[Stored items from a collection]
____

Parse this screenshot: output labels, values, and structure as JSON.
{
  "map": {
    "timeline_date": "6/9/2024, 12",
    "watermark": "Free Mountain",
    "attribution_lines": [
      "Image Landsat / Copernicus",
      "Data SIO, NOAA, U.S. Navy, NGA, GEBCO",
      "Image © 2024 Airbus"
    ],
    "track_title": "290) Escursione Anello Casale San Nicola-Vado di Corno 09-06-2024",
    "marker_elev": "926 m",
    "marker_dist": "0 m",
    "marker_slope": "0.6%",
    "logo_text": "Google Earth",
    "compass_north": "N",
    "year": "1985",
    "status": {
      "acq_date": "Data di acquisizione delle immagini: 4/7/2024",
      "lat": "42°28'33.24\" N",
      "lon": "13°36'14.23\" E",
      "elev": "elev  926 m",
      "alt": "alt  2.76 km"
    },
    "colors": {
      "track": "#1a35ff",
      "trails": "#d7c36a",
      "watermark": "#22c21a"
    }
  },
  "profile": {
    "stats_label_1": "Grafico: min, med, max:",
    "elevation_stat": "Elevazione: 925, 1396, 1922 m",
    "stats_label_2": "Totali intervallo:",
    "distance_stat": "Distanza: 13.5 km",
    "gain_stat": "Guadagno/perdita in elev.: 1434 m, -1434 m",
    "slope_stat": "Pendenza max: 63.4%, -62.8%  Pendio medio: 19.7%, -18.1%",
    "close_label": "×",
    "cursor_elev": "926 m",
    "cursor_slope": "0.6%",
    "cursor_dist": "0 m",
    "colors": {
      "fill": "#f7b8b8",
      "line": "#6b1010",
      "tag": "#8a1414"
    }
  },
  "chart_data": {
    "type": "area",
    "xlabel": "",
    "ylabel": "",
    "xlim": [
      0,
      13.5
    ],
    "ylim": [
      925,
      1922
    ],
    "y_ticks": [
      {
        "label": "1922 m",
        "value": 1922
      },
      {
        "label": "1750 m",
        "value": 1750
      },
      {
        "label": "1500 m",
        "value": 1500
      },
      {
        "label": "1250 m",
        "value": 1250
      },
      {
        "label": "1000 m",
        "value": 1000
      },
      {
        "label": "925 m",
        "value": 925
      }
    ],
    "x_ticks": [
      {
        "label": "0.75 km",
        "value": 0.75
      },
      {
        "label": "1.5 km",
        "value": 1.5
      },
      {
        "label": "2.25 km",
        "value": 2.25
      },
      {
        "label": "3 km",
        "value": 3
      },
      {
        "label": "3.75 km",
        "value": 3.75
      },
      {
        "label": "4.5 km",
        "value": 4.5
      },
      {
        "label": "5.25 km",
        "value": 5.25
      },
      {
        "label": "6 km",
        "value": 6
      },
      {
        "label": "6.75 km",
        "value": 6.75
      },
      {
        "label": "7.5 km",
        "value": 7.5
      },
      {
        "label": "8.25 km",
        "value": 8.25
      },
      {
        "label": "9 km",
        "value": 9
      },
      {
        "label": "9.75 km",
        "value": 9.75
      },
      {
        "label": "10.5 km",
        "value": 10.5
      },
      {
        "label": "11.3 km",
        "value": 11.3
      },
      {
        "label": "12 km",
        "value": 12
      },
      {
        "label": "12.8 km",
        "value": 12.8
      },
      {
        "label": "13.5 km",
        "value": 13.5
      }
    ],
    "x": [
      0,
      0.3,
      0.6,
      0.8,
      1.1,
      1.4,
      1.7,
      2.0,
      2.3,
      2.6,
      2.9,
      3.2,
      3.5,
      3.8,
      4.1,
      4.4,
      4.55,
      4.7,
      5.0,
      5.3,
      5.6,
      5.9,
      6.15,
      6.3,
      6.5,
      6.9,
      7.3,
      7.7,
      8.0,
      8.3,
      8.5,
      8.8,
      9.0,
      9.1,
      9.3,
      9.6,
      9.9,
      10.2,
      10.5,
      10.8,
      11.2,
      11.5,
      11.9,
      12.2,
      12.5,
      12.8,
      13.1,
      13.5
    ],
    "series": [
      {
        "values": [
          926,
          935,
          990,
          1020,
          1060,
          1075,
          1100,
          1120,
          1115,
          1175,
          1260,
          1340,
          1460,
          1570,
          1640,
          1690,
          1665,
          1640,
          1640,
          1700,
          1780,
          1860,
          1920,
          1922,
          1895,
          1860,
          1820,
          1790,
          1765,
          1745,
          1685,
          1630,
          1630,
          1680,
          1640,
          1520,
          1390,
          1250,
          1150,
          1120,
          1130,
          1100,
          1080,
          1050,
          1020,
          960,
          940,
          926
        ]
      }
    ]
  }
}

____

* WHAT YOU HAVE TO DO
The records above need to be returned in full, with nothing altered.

* EXERCISE OUTPUT
Parse this screenshot: output labels, values, and structure as JSON.
{
  "map": {
    "timeline_date": "6/9/2024, 12",
    "watermark": "Free Mountain",
    "attribution_lines": [
      "Image Landsat / Copernicus",
      "Data SIO, NOAA, U.S. Navy, NGA, GEBCO",
      "Image © 2024 Airbus"
    ],
    "track_title": "290) Escursione Anello Casale San Nicola-Vado di Corno 09-06-2024",
    "marker_elev": "926 m",
    "marker_dist": "0 m",
    "marker_slope": "0.6%",
    "logo_text": "Google Earth",
    "compass_north": "N",
    "year": "1985",
    "status": {
      "acq_date": "Data di acquisizione delle immagini: 4/7/2024",
      "lat": "42°28'33.24\" N",
      "lon": "13°36'14.23\" E",
      "elev": "elev  926 m",
      "alt": "alt  2.76 km"
    },
    "colors": {
      "track": "#1a35ff",
      "trails": "#d7c36a",
      "watermark": "#22c21a"
    }
  },
  "profile": {
    "stats_label_1": "Grafico: min, med, max:",
    "elevation_stat": "Elevazione: 925, 1396, 1922 m",
    "stats_label_2": "Totali intervallo:",
    "distance_stat": "Distanza: 13.5 km",
    "gain_stat": "Guadagno/perdita in elev.: 1434 m, -1434 m",
    "slope_stat": "Pendenza max: 63.4%, -62.8%  Pendio medio: 19.7%, -18.1%",
    "close_label": "×",
    "cursor_elev": "926 m",
    "cursor_slope": "0.6%",
    "cursor_dist": "0 m",
    "colors": {
      "fill": "#f7b8b8",
      "line": "#6b1010",
      "tag": "#8a1414"
    }
  },
  "chart_data": {
    "type": "area",
    "xlabel": "",
    "ylabel": "",
    "xlim": [
      0,
      13.5
    ],
    "ylim": [
      925,
      1922
    ],
    "y_ticks": [
      {
        "label": "1922 m",
        "value": 1922
      },
      {
        "label": "1750 m",
        "value": 1750
      },
      {
        "label": "1500 m",
        "value": 1500
      },
      {
        "label": "1250 m",
        "value": 1250
      },
      {
        "label": "1000 m",
        "value": 1000
      },
      {
        "label": "925 m",
        "value": 925
      }
    ],
    "x_ticks": [
      {
        "label": "0.75 km",
        "value": 0.75
      },
      {
        "label": "1.5 km",
        "value": 1.5
      },
      {
        "label": "2.25 km",
        "value": 2.25
      },
      {
        "label": "3 km",
        "value": 3
      },
      {
        "label": "3.75 km",
        "value": 3.75
      },
      {
        "label": "4.5 km",
        "value": 4.5
      },
      {
        "label": "5.25 km",
        "value": 5.25
      },
      {
        "label": "6 km",
        "value": 6
      },
      {
        "label": "6.75 km",
        "value": 6.75
      },
      {
        "label": "7.5 km",
        "value": 7.5
      },
      {
        "label": "8.25 km",
        "value": 8.25
      },
      {
        "label": "9 km",
        "value": 9
      },
      {
        "label": "9.75 km",
        "value": 9.75
      },
      {
        "label": "10.5 km",
        "value": 10.5
      },
      {
        "label": "11.3 km",
        "value": 11.3
      },
      {
        "label": "12 km",
        "value": 12
      },
      {
        "label": "12.8 km",
        "value": 12.8
      },
      {
        "label": "13.5 km",
        "value": 13.5
      }
    ],
    "x": [
      0,
      0.3,
      0.6,
      0.8,
      1.1,
      1.4,
      1.7,
      2.0,
      2.3,
      2.6,
      2.9,
      3.2,
      3.5,
      3.8,
      4.1,
      4.4,
      4.55,
      4.7,
      5.0,
      5.3,
      5.6,
      5.9,
      6.15,
      6.3,
      6.5,
      6.9,
      7.3,
      7.7,
      8.0,
      8.3,
      8.5,
      8.8,
      9.0,
      9.1,
      9.3,
      9.6,
      9.9,
      10.2,
      10.5,
      10.8,
      11.2,
      11.5,
      11.9,
      12.2,
      12.5,
      12.8,
      13.1,
      13.5
    ],
    "series": [
      {
        "values": [
          926,
          935,
          990,
          1020,
          1060,
          1075,
          1100,
          1120,
          1115,
          1175,
          1260,
          1340,
          1460,
          1570,
          1640,
          1690,
          1665,
          1640,
          1640,
          1700,
          1780,
          1860,
          1920,
          1922,
          1895,
          1860,
          1820,
          1790,
          1765,
          1745,
          1685,
          1630,
          1630,
          1680,
          1640,
          1520,
          1390,
          1250,
          1150,
          1120,
          1130,
          1100,
          1080,
          1050,
          1020,
          960,
          940,
          926
        ]
      }
    ]
  }
}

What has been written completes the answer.